A Night at the Garden (Marshall Curry, 2017) seemed like a very timely release when it began circulating via social media in 2017. The film features a 1939 Nazi rally in New York’s Madison Square Garden, which highlights for contemporary audiences a forgotten and disturbing part of United States history—that of our own complicity and, in some cases, celebration of the rise of fascism in Europe prior to World War II.
The wordless opening scene depicts a sea of white faces lined up and moving in unison. In her piece, “Fascinating Fascism,” Susan Sontag describes such scenes as the aestheticization of political ideology and an expression of the “ecstatic feelings” of white supremacy and solidarity. However, this aesthetic ideal is abruptly disrupted a few minutes into the film and the fetishization of the authoritative patriarch is undermined. A protestor appears from off-screen disrupting the speech, and is immediately rushed by various uniformed members of the American Nazi party. They beat him viciously. The police run on stage and he is carried away. The protestor’s anguished face is captured close-up and in slow motion, and the music highlights this extended moment to further the aesthetic rupture. The audience jeers in an outpouring of collective sentiment, furthering their affective attachments to whiteness and imperialist capitalism.

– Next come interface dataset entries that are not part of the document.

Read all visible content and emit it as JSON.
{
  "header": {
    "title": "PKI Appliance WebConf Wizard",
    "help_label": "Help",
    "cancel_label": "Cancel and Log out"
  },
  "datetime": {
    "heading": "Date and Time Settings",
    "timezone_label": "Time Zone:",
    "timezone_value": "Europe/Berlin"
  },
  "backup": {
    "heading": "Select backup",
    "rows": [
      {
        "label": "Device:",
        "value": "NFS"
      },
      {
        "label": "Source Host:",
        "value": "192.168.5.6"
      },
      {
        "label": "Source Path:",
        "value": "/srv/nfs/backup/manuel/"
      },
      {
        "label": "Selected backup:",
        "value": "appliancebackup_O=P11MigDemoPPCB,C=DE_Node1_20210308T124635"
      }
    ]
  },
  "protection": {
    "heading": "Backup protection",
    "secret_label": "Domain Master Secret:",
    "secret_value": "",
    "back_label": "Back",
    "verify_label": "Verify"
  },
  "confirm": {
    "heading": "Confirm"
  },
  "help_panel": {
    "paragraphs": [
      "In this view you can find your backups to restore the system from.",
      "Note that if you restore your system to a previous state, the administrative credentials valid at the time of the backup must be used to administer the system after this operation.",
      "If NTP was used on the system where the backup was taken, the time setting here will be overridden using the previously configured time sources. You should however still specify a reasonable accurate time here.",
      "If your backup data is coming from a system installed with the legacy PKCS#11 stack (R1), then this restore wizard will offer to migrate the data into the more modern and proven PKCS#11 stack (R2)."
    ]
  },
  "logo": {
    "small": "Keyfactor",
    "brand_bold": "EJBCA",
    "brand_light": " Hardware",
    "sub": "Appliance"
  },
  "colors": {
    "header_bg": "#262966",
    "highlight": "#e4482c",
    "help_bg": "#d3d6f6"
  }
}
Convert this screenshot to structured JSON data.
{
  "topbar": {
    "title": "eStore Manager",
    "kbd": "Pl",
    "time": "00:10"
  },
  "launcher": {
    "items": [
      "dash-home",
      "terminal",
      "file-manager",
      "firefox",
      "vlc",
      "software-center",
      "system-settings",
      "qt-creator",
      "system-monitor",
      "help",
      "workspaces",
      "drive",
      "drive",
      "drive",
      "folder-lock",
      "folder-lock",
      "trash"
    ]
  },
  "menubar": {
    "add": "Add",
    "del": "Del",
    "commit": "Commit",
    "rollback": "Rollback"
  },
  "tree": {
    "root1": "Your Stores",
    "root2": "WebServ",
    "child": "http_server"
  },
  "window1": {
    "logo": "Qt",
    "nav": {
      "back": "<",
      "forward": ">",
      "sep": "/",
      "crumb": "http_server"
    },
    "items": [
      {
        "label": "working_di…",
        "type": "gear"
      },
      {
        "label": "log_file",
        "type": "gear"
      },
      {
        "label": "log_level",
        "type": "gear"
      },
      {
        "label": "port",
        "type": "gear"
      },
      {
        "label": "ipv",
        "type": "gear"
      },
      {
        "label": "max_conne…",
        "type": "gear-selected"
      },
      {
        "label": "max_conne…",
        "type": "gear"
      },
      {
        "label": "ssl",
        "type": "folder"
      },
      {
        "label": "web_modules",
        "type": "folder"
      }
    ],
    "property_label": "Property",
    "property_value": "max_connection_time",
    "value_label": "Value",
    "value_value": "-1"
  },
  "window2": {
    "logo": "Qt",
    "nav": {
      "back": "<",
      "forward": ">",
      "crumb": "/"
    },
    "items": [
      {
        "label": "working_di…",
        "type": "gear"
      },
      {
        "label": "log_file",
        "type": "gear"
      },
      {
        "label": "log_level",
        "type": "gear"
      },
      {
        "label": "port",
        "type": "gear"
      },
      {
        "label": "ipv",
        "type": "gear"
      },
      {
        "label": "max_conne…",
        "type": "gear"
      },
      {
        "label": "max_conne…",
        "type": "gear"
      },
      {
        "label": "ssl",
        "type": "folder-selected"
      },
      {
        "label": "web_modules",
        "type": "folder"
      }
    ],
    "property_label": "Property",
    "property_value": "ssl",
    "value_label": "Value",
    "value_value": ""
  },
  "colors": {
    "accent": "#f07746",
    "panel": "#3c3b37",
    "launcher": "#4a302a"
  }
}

The camera then turns to face the stage, and the viewer is confronted with the jarring imagery of Nazi emblems alongside an enormous figure of a mythic George Washington, accompanied by a woman’s voice singing the national anthem. The ironic juxtaposition of the lyrics “the land of the free and the home of the brave,” against the words, actions, and iconography in the rest of the film expresses what Jaimie Baron calls the “archive effect.” This refers to the emotional and cognitive effect generated by the juxtaposition of different moments in time created by found footage films. The viewer is left with a clear sense of “then” versus “now” while at the same time she cannot help but make comparisons across this temporal divide. Baron argues found footage films often take the structure of a “joke” by deliberately missing the intended point in order to make another point. Through manipulation of the footage (through editing, use of slow motion, and music) and through its juxtaposition with our present moment in American politics, one cannot help but re-read the footage in A Night at the Garden “against the grain” of the event’s original intent, both for its historical significance and for its resonance today.